Hybrids appear to be attracted to flowing water. Tailwater areas below dams are good fishing locations when water is flowing either through the spillway gates or turbines of the dam. Also, natural springs and the mouths of feeder creeks after heavy rains can attract hybrids.

The fish will usually not be in the fastest water, but off to the side waiting to ambush their prey (or your lure). Areas with current are productive throughout the year. Hybrids also travel up reservoir tributary streams right along with the white bass during April and May.

You can catch hybrids on a variety of artificial baits. In fast water situations, such as those encountered below dams, heavy spoons and jigs are popular baits. For areas with less current, imitation minnow baits and other crankbaits are effective. Hybrids also can be caught on shad, liver and a variety of insects.

Hybrids occupy distinct spots on structure, so trolling passes need to be exact. Anglers should line up shoreline objects and troll between them. Most strikes will come while trolling with the current because the fish like to hold on the down-current side of points.

During the summer months, you can catch hybrids by trolling deep-diving crankbaits over main lake points or near the edge where a flat drops off into the channel. The key is to get your lure to bounce bottom in 14 to 17 feet of water. This can be done by adding weight to your lure and by using a low stretch/small diameter line.

Hybrids occupy distinct spots on structure, so trolling passes need to be exact. Anglers should line up shoreline objects and troll between them. Most strikes will come while trolling with the current because the fish like to hold on the down-current side of points.

Seasonal Wiper Fishing Approaches

Spring: In faster water, such as tailwaters, use heavy spoons and jigs. In less current use imitation minnow baits and other crankbaits. As water warms fish may undergo spawning movement into upstream areas, try creek mouths up to headwaters or lowhead dams, and below dams in tailwaters of lakes and rivers.

Late Spring: Fish are hungry as they move back to lake or downstream areas. Try fishing baits at a variety of depths to locate fish. As fish return to lake or move downstream try creek mouths, deep points, and shallow flats

Summer: Live shad can be drift fished, trolled, fished below a balloon or float, or hung straight down on tightline. Other live or cut baits can be fished on bottom. Best fishing is dawn and dusk and overcast days.

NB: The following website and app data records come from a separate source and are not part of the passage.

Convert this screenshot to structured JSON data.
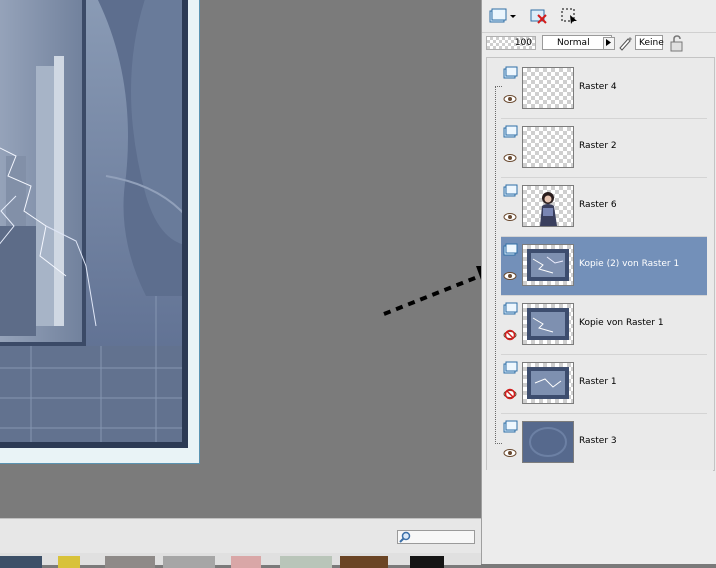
{
  "palette": {
    "opacity_value": "100",
    "blend_mode": "Normal",
    "mask_value": "Keine"
  },
  "layers": [
    {
      "name": "Raster 4",
      "visible": true,
      "selected": false,
      "thumb": "transparent"
    },
    {
      "name": "Raster 2",
      "visible": true,
      "selected": false,
      "thumb": "transparent"
    },
    {
      "name": "Raster 6",
      "visible": true,
      "selected": false,
      "thumb": "figure"
    },
    {
      "name": "Kopie (2) von Raster 1",
      "visible": true,
      "selected": true,
      "thumb": "storm"
    },
    {
      "name": "Kopie von Raster 1",
      "visible": false,
      "selected": false,
      "thumb": "storm"
    },
    {
      "name": "Raster 1",
      "visible": false,
      "selected": false,
      "thumb": "storm"
    },
    {
      "name": "Raster 3",
      "visible": true,
      "selected": false,
      "thumb": "blue"
    }
  ],
  "colors": {
    "selected_row": "#7390b9",
    "workspace": "#7b7b7b",
    "canvas_frame": "#5a93b1"
  },
  "icons": {
    "toolbar": [
      "new-layer-icon",
      "delete-layer-icon",
      "selection-icon"
    ],
    "row_visibility": "layer-type-icon",
    "eye": "eye-icon",
    "eye_off": "eye-hidden-icon"
  }
}
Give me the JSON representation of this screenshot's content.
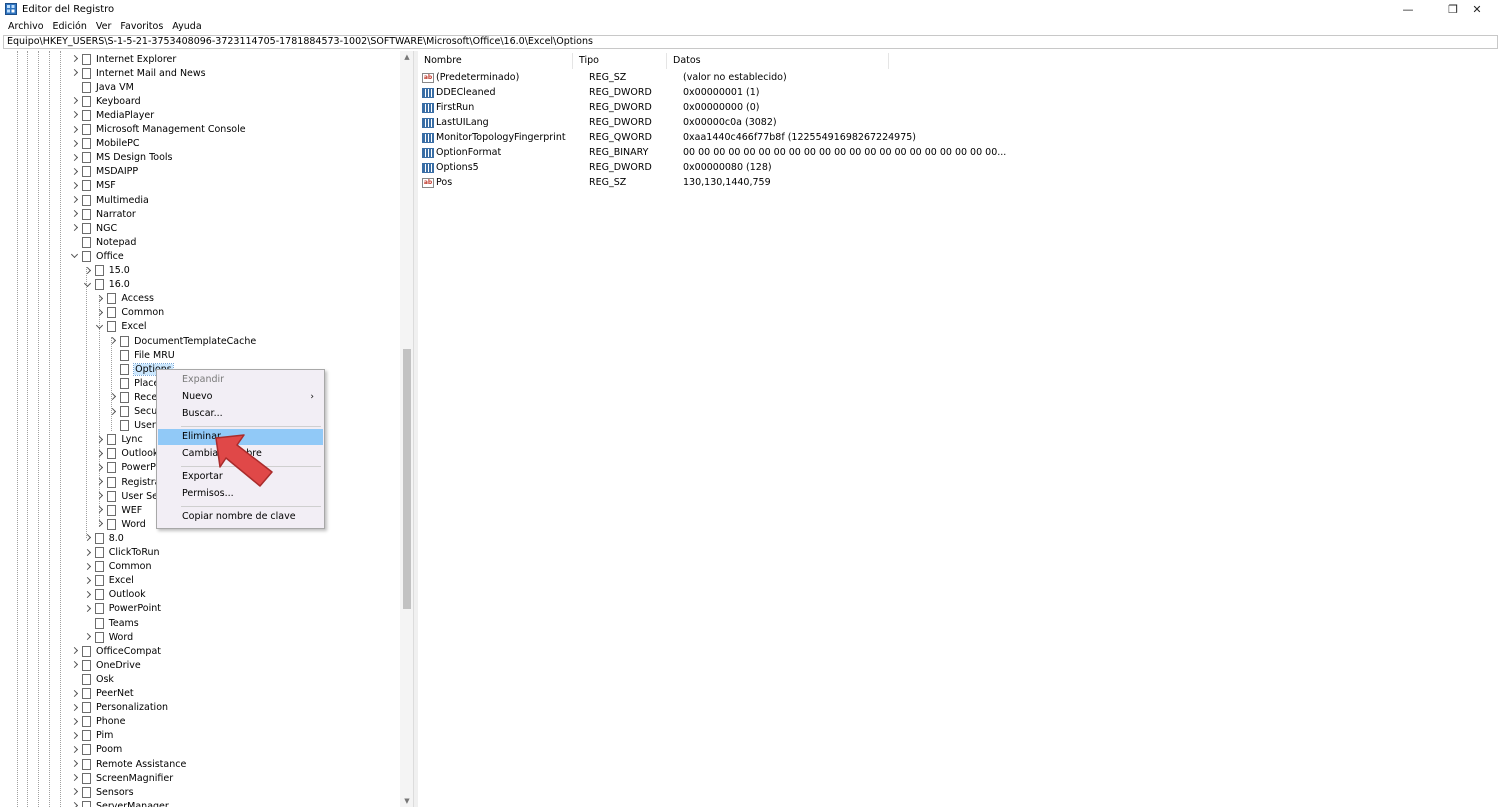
{
  "window": {
    "title": "Editor del Registro",
    "minimize_icon": "minimize-icon",
    "maximize_icon": "restore-icon",
    "close_icon": "close-icon",
    "min_glyph": "—",
    "max_glyph": "❐",
    "close_glyph": "✕"
  },
  "menu": [
    "Archivo",
    "Edición",
    "Ver",
    "Favoritos",
    "Ayuda"
  ],
  "address": "Equipo\\HKEY_USERS\\S-1-5-21-3753408096-3723114705-1781884573-1002\\SOFTWARE\\Microsoft\\Office\\16.0\\Excel\\Options",
  "tree": [
    {
      "label": "Internet Explorer",
      "level": 0,
      "chevron": "right"
    },
    {
      "label": "Internet Mail and News",
      "level": 0,
      "chevron": "right"
    },
    {
      "label": "Java VM",
      "level": 0,
      "chevron": "none"
    },
    {
      "label": "Keyboard",
      "level": 0,
      "chevron": "right"
    },
    {
      "label": "MediaPlayer",
      "level": 0,
      "chevron": "right"
    },
    {
      "label": "Microsoft Management Console",
      "level": 0,
      "chevron": "right"
    },
    {
      "label": "MobilePC",
      "level": 0,
      "chevron": "right"
    },
    {
      "label": "MS Design Tools",
      "level": 0,
      "chevron": "right"
    },
    {
      "label": "MSDAIPP",
      "level": 0,
      "chevron": "right"
    },
    {
      "label": "MSF",
      "level": 0,
      "chevron": "right"
    },
    {
      "label": "Multimedia",
      "level": 0,
      "chevron": "right"
    },
    {
      "label": "Narrator",
      "level": 0,
      "chevron": "right"
    },
    {
      "label": "NGC",
      "level": 0,
      "chevron": "right"
    },
    {
      "label": "Notepad",
      "level": 0,
      "chevron": "none"
    },
    {
      "label": "Office",
      "level": 0,
      "chevron": "down"
    },
    {
      "label": "15.0",
      "level": 1,
      "chevron": "right"
    },
    {
      "label": "16.0",
      "level": 1,
      "chevron": "down"
    },
    {
      "label": "Access",
      "level": 2,
      "chevron": "right"
    },
    {
      "label": "Common",
      "level": 2,
      "chevron": "right"
    },
    {
      "label": "Excel",
      "level": 2,
      "chevron": "down"
    },
    {
      "label": "DocumentTemplateCache",
      "level": 3,
      "chevron": "right"
    },
    {
      "label": "File MRU",
      "level": 3,
      "chevron": "none"
    },
    {
      "label": "Options",
      "level": 3,
      "chevron": "none",
      "selected": true
    },
    {
      "label": "Place",
      "level": 3,
      "chevron": "none"
    },
    {
      "label": "Rece",
      "level": 3,
      "chevron": "right"
    },
    {
      "label": "Secu",
      "level": 3,
      "chevron": "right"
    },
    {
      "label": "User",
      "level": 3,
      "chevron": "none"
    },
    {
      "label": "Lync",
      "level": 2,
      "chevron": "right"
    },
    {
      "label": "Outlook",
      "level": 2,
      "chevron": "right"
    },
    {
      "label": "PowerP",
      "level": 2,
      "chevron": "right"
    },
    {
      "label": "Registra",
      "level": 2,
      "chevron": "right"
    },
    {
      "label": "User Set",
      "level": 2,
      "chevron": "right"
    },
    {
      "label": "WEF",
      "level": 2,
      "chevron": "right"
    },
    {
      "label": "Word",
      "level": 2,
      "chevron": "right"
    },
    {
      "label": "8.0",
      "level": 1,
      "chevron": "right"
    },
    {
      "label": "ClickToRun",
      "level": 1,
      "chevron": "right"
    },
    {
      "label": "Common",
      "level": 1,
      "chevron": "right"
    },
    {
      "label": "Excel",
      "level": 1,
      "chevron": "right"
    },
    {
      "label": "Outlook",
      "level": 1,
      "chevron": "right"
    },
    {
      "label": "PowerPoint",
      "level": 1,
      "chevron": "right"
    },
    {
      "label": "Teams",
      "level": 1,
      "chevron": "none"
    },
    {
      "label": "Word",
      "level": 1,
      "chevron": "right"
    },
    {
      "label": "OfficeCompat",
      "level": 0,
      "chevron": "right"
    },
    {
      "label": "OneDrive",
      "level": 0,
      "chevron": "right"
    },
    {
      "label": "Osk",
      "level": 0,
      "chevron": "none"
    },
    {
      "label": "PeerNet",
      "level": 0,
      "chevron": "right"
    },
    {
      "label": "Personalization",
      "level": 0,
      "chevron": "right"
    },
    {
      "label": "Phone",
      "level": 0,
      "chevron": "right"
    },
    {
      "label": "Pim",
      "level": 0,
      "chevron": "right"
    },
    {
      "label": "Poom",
      "level": 0,
      "chevron": "right"
    },
    {
      "label": "Remote Assistance",
      "level": 0,
      "chevron": "right"
    },
    {
      "label": "ScreenMagnifier",
      "level": 0,
      "chevron": "right"
    },
    {
      "label": "Sensors",
      "level": 0,
      "chevron": "right"
    },
    {
      "label": "ServerManager",
      "level": 0,
      "chevron": "right"
    }
  ],
  "list": {
    "headers": [
      "Nombre",
      "Tipo",
      "Datos"
    ],
    "rows": [
      {
        "icon": "ab",
        "name": "(Predeterminado)",
        "type": "REG_SZ",
        "data": "(valor no establecido)"
      },
      {
        "icon": "bin",
        "name": "DDECleaned",
        "type": "REG_DWORD",
        "data": "0x00000001 (1)"
      },
      {
        "icon": "bin",
        "name": "FirstRun",
        "type": "REG_DWORD",
        "data": "0x00000000 (0)"
      },
      {
        "icon": "bin",
        "name": "LastUILang",
        "type": "REG_DWORD",
        "data": "0x00000c0a (3082)"
      },
      {
        "icon": "bin",
        "name": "MonitorTopologyFingerprint",
        "type": "REG_QWORD",
        "data": "0xaa1440c466f77b8f (12255491698267224975)"
      },
      {
        "icon": "bin",
        "name": "OptionFormat",
        "type": "REG_BINARY",
        "data": "00 00 00 00 00 00 00 00 00 00 00 00 00 00 00 00 00 00 00 00 00..."
      },
      {
        "icon": "bin",
        "name": "Options5",
        "type": "REG_DWORD",
        "data": "0x00000080 (128)"
      },
      {
        "icon": "ab",
        "name": "Pos",
        "type": "REG_SZ",
        "data": "130,130,1440,759"
      }
    ]
  },
  "context_menu": {
    "items": [
      {
        "label": "Expandir",
        "disabled": true
      },
      {
        "label": "Nuevo",
        "submenu": true
      },
      {
        "label": "Buscar..."
      },
      {
        "separator": true
      },
      {
        "label": "Eliminar",
        "hover": true
      },
      {
        "label": "Cambiar nombre"
      },
      {
        "separator": true
      },
      {
        "label": "Exportar"
      },
      {
        "label": "Permisos..."
      },
      {
        "separator": true
      },
      {
        "label": "Copiar nombre de clave"
      }
    ],
    "submenu_glyph": "›"
  },
  "colors": {
    "selection": "#cce8ff",
    "menu_hover": "#91c9f7",
    "pointer": "#e04848"
  }
}
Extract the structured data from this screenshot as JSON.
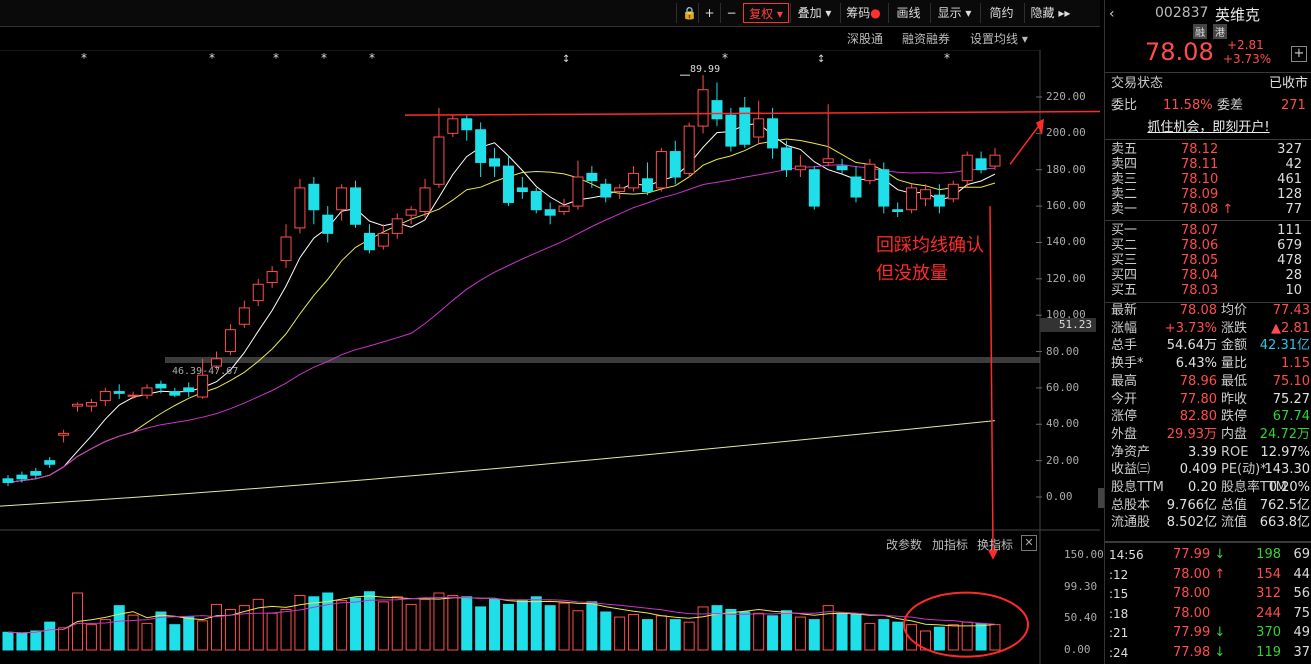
{
  "toolbar": {
    "buttons": [
      "复权",
      "叠加",
      "筹码",
      "画线",
      "显示",
      "简约",
      "隐藏"
    ],
    "sub_links": [
      "深股通",
      "融资融券",
      "设置均线"
    ]
  },
  "chart_data": [
    {
      "type": "candlestick",
      "title": "",
      "ylim": [
        0,
        220
      ],
      "yticks": [
        "220.00",
        "200.00",
        "180.00",
        "160.00",
        "140.00",
        "120.00",
        "100.00",
        "80.00",
        "60.00",
        "40.00",
        "20.00",
        "0.00"
      ],
      "current_label": "51.23",
      "annotations": [
        "89.99",
        "46.39-47.67"
      ],
      "note": "回踩均线确认\n但没放量"
    },
    {
      "type": "bar",
      "title": "",
      "ylim": [
        0,
        150
      ],
      "yticks": [
        "150.00",
        "99.30",
        "50.40",
        "0.00"
      ],
      "header_links": [
        "改参数",
        "加指标",
        "换指标"
      ]
    }
  ],
  "quote": {
    "code": "002837",
    "name": "英维克",
    "tags": [
      "融",
      "港"
    ],
    "price": "78.08",
    "change": "+2.81",
    "change_pct": "+3.73%",
    "status_label": "交易状态",
    "status_value": "已收市",
    "weibi_label": "委比",
    "weibi_value": "11.58%",
    "weicha_label": "委差",
    "weicha_value": "271",
    "promo": "抓住机会，即刻开户!"
  },
  "order_book": {
    "sell": [
      {
        "label": "卖五",
        "price": "78.12",
        "vol": "327"
      },
      {
        "label": "卖四",
        "price": "78.11",
        "vol": "42"
      },
      {
        "label": "卖三",
        "price": "78.10",
        "vol": "461"
      },
      {
        "label": "卖二",
        "price": "78.09",
        "vol": "128"
      },
      {
        "label": "卖一",
        "price": "78.08",
        "vol": "77"
      }
    ],
    "buy": [
      {
        "label": "买一",
        "price": "78.07",
        "vol": "111"
      },
      {
        "label": "买二",
        "price": "78.06",
        "vol": "679"
      },
      {
        "label": "买三",
        "price": "78.05",
        "vol": "478"
      },
      {
        "label": "买四",
        "price": "78.04",
        "vol": "28"
      },
      {
        "label": "买五",
        "price": "78.03",
        "vol": "10"
      }
    ]
  },
  "stats": [
    [
      "最新",
      "78.08",
      "均价",
      "77.43"
    ],
    [
      "涨幅",
      "+3.73%",
      "涨跌",
      "▲2.81"
    ],
    [
      "总手",
      "54.64万",
      "金额",
      "42.31亿"
    ],
    [
      "换手*",
      "6.43%",
      "量比",
      "1.15"
    ],
    [
      "最高",
      "78.96",
      "最低",
      "75.10"
    ],
    [
      "今开",
      "77.80",
      "昨收",
      "75.27"
    ],
    [
      "涨停",
      "82.80",
      "跌停",
      "67.74"
    ],
    [
      "外盘",
      "29.93万",
      "内盘",
      "24.72万"
    ],
    [
      "净资产",
      "3.39",
      "ROE",
      "12.97%"
    ],
    [
      "收益㈢",
      "0.409",
      "PE(动)*",
      "143.30"
    ],
    [
      "股息TTM",
      "0.20",
      "股息率TTM",
      "0.20%"
    ],
    [
      "总股本",
      "9.766亿",
      "总值",
      "762.5亿"
    ],
    [
      "流通股",
      "8.502亿",
      "流值",
      "663.8亿"
    ]
  ],
  "ticks": [
    {
      "time": "14:56",
      "price": "77.99",
      "dir": "down",
      "vol": "198",
      "n": "69"
    },
    {
      "time": ":12",
      "price": "78.00",
      "dir": "up",
      "vol": "154",
      "n": "44"
    },
    {
      "time": ":15",
      "price": "78.00",
      "dir": "",
      "vol": "312",
      "n": "56"
    },
    {
      "time": ":18",
      "price": "78.00",
      "dir": "",
      "vol": "244",
      "n": "75"
    },
    {
      "time": ":21",
      "price": "77.99",
      "dir": "down",
      "vol": "370",
      "n": "49"
    },
    {
      "time": ":24",
      "price": "77.98",
      "dir": "down",
      "vol": "119",
      "n": "37"
    }
  ],
  "colors": {
    "up": "#ff4d4d",
    "down": "#1fe0e8",
    "ma5": "#ffffff",
    "ma10": "#e8e84a",
    "ma20": "#cc33cc",
    "annot": "#ff2a2a"
  }
}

Deep lakes are now stratified and fish stay above the warm/cold water interface (thermocline) where there is oxygen. Watch for fish breaking the surface chasing shad and try fishing the "jumps". Fish points at creek mouths, underwater roadbeds, and humps in 10-15 feet near deeper water.

Fall: Cast spoons into schools of bait fish, troll shad-type crankbaits, cast flashy metal lures onto flats, or bottom fish cut bait or chicken livers. As water cools, fish will move shallower. Similar to spring, but watch for fish breaking the surface chasing shad.

Winter: Fish are in deeper water near river channels, humps, and tips of points. Vertical jig spoons and tail spinners. Use heavier baits based on current in the river. In lakes try deep points, and creek mouths, and below dams in tailwaters. In rivers try warm-water discharges and tailwaters.